===== Dataset records

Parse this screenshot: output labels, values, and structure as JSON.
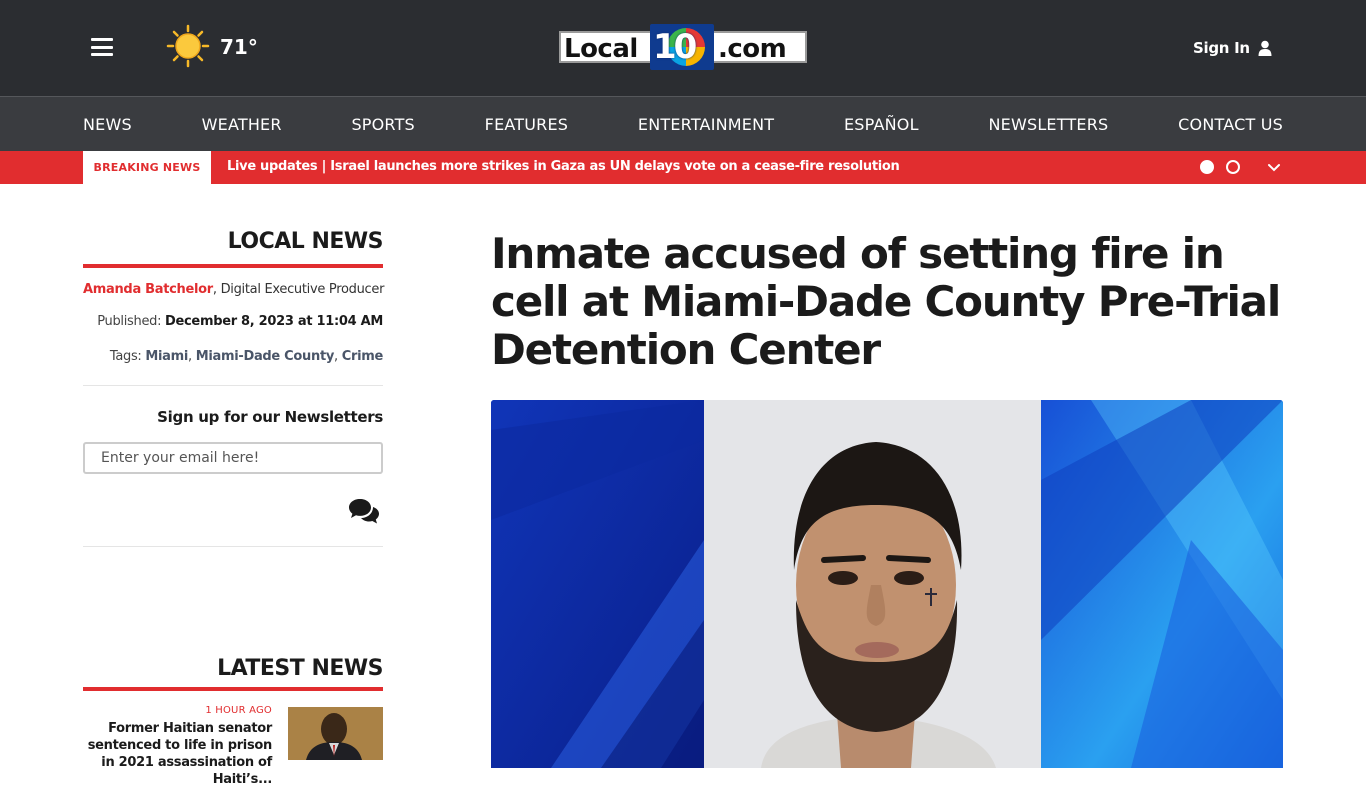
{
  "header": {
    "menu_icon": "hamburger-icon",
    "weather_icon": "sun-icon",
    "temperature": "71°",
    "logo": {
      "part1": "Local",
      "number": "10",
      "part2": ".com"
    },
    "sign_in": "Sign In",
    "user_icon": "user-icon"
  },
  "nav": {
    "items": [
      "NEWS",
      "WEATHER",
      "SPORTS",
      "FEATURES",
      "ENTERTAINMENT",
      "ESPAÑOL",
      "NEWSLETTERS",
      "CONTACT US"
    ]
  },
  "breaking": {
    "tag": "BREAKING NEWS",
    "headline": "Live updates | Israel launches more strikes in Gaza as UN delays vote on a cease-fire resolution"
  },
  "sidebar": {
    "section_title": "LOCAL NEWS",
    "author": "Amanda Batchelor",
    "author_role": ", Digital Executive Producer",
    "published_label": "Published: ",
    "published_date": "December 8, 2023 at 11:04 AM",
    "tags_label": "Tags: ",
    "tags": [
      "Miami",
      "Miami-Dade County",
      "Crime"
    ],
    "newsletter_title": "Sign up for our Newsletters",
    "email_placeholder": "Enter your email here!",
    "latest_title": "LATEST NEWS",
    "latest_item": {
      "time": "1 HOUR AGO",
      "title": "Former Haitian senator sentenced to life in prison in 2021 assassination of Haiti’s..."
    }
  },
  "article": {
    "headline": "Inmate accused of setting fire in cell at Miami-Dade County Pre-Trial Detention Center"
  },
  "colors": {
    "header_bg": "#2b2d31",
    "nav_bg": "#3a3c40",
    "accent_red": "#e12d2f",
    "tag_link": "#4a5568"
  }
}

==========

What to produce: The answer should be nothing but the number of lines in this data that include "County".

Solution for this exercise: 2